§ **RECORD EXTRACTS**:
_ _ _ _ _ _ _

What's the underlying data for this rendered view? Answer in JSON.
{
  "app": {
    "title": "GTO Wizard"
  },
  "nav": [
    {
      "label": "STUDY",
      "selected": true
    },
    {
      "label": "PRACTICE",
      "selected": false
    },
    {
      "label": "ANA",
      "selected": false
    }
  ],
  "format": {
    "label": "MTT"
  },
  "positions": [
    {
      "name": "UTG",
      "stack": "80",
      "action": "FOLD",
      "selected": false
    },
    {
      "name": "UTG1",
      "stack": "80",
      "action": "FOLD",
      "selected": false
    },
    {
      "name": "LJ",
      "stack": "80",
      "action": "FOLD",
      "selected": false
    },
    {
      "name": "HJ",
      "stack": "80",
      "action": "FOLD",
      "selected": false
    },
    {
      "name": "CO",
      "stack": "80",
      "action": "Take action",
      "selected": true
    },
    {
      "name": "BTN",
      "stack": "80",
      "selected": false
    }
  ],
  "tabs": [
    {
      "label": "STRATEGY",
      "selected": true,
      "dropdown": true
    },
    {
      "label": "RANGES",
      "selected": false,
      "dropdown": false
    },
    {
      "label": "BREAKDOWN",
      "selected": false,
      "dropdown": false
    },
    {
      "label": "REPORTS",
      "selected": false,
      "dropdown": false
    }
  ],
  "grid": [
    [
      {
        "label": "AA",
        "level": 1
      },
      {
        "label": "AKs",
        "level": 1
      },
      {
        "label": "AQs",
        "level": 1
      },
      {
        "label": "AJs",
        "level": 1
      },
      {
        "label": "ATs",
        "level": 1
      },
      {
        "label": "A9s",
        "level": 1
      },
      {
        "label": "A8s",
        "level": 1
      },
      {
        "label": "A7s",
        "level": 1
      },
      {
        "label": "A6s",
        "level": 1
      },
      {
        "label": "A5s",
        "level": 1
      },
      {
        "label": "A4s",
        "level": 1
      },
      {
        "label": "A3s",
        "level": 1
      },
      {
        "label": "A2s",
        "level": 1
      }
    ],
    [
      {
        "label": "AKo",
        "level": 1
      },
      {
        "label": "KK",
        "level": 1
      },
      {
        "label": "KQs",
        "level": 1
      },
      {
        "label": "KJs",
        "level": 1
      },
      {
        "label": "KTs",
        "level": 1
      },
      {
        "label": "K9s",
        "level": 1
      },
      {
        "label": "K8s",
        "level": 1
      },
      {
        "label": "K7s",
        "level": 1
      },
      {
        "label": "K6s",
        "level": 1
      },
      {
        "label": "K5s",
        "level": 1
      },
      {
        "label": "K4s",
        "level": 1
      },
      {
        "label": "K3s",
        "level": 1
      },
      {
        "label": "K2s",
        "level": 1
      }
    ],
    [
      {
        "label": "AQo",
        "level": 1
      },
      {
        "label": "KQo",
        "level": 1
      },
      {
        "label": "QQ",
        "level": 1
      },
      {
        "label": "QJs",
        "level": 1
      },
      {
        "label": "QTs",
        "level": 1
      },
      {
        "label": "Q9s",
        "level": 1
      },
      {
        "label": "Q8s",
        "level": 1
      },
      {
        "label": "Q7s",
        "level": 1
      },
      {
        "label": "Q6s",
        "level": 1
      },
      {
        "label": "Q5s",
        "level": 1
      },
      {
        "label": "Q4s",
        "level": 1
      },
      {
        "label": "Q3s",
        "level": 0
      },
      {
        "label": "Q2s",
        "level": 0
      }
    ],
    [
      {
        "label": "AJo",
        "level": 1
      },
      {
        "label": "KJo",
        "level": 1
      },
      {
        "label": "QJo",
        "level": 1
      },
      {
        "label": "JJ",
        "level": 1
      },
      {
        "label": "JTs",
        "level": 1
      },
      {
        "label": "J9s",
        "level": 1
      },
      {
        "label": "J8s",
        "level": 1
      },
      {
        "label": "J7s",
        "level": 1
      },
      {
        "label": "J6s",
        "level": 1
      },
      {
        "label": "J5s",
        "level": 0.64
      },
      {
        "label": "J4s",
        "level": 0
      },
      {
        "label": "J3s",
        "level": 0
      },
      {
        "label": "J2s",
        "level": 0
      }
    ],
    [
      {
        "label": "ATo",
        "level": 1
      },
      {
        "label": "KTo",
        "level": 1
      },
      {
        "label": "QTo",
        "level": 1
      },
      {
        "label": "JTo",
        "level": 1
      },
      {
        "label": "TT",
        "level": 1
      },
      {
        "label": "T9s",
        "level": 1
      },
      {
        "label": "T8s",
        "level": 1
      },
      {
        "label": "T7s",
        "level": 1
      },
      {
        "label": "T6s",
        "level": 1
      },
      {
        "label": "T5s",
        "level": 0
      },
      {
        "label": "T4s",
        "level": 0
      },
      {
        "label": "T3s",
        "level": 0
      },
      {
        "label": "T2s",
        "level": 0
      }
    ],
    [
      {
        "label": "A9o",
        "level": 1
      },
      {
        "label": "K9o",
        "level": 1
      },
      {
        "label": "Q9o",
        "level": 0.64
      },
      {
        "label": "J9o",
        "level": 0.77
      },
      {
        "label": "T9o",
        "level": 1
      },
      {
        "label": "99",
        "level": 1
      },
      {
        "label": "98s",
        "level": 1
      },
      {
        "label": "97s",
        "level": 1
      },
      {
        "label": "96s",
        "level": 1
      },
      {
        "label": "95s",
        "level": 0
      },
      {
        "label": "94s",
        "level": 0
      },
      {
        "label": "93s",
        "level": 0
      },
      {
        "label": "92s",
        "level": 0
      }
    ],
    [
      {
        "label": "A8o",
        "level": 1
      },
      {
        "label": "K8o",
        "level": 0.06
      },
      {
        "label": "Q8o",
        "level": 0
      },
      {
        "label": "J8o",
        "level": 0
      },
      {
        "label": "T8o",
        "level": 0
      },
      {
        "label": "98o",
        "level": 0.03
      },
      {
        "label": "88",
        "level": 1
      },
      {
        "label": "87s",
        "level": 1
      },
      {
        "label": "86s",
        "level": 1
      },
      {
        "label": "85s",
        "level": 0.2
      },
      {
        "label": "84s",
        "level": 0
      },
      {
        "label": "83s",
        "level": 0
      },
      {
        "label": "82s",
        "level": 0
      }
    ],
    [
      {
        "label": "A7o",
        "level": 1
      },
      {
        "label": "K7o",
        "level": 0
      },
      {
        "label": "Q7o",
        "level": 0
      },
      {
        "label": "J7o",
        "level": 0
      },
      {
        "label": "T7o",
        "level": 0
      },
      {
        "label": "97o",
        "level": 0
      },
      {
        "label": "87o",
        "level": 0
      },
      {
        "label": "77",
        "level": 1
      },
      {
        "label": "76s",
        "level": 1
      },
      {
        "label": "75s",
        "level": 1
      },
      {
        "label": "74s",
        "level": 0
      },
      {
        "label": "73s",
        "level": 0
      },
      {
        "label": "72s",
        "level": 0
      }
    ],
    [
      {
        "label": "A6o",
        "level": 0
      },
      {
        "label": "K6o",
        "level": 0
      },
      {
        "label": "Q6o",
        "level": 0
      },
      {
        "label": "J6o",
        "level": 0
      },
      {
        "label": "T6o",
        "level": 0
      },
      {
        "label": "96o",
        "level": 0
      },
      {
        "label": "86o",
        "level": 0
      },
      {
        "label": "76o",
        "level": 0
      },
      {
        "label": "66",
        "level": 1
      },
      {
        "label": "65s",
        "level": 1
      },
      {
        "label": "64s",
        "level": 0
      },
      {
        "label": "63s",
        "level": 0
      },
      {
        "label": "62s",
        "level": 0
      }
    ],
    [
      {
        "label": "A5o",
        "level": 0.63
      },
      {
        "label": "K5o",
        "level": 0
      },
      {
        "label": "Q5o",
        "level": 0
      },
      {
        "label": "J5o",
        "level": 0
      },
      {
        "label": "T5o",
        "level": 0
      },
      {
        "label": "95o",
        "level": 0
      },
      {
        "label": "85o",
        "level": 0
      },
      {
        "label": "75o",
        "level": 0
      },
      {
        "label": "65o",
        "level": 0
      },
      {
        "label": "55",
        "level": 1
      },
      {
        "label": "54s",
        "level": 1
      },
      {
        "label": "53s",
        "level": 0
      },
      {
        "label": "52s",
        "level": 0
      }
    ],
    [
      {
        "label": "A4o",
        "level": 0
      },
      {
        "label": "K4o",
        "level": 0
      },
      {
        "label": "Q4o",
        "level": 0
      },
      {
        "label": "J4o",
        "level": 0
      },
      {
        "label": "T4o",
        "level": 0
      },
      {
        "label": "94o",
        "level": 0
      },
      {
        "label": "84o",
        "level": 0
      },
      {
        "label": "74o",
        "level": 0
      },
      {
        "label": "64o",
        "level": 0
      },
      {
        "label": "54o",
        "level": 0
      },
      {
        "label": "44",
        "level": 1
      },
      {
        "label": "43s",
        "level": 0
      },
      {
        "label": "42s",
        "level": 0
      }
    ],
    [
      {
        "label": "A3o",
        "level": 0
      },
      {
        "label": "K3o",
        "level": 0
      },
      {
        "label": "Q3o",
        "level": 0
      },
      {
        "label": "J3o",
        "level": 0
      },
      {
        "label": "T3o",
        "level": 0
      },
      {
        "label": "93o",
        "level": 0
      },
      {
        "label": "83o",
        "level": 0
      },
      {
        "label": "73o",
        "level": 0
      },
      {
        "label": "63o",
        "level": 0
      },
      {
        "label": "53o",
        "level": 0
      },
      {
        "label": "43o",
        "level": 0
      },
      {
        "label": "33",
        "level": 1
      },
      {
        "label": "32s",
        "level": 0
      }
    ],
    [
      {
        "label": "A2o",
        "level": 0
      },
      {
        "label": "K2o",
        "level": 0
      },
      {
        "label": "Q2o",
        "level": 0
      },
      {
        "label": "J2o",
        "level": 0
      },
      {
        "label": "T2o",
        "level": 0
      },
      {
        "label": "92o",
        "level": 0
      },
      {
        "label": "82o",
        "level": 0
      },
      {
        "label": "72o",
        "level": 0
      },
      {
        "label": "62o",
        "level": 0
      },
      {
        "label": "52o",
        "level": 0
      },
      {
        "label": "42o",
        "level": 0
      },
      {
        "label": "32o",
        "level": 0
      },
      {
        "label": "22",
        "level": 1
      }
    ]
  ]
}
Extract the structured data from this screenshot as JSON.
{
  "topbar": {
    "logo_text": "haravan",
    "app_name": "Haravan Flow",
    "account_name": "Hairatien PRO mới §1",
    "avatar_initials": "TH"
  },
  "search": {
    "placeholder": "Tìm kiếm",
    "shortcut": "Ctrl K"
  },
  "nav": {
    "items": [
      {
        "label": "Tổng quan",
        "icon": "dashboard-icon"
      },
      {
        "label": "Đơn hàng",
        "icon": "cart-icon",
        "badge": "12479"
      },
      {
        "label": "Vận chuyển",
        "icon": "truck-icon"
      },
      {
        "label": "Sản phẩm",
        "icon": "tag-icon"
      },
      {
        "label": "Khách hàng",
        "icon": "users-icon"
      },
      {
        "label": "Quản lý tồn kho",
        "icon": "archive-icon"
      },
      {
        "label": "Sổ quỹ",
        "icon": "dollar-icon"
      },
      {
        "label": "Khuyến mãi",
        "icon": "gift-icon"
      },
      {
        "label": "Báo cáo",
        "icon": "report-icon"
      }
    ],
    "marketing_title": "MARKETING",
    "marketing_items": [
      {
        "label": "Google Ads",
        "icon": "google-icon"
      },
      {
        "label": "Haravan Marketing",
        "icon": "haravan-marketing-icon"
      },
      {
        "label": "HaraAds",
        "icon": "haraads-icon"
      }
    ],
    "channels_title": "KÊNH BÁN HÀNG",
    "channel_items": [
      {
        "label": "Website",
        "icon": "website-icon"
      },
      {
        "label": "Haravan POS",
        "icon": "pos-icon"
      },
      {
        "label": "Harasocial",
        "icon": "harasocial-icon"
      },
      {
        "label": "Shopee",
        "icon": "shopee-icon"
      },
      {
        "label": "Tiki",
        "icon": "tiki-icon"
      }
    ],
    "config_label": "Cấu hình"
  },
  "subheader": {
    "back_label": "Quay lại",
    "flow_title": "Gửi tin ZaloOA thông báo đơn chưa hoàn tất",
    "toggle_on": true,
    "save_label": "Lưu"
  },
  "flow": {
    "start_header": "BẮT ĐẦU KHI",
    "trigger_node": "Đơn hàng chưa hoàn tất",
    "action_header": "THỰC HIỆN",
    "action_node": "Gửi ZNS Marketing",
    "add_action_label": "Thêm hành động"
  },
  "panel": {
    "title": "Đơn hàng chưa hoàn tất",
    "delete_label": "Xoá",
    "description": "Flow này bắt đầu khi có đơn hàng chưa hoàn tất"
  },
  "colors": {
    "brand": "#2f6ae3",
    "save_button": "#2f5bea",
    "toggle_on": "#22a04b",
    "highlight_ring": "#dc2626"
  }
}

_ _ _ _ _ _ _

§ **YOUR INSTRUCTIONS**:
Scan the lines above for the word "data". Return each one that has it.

§ **TASK RESULT**:
What's the underlying data for this rendered view? Answer in JSON.
Extract the structured data from this screenshot as JSON.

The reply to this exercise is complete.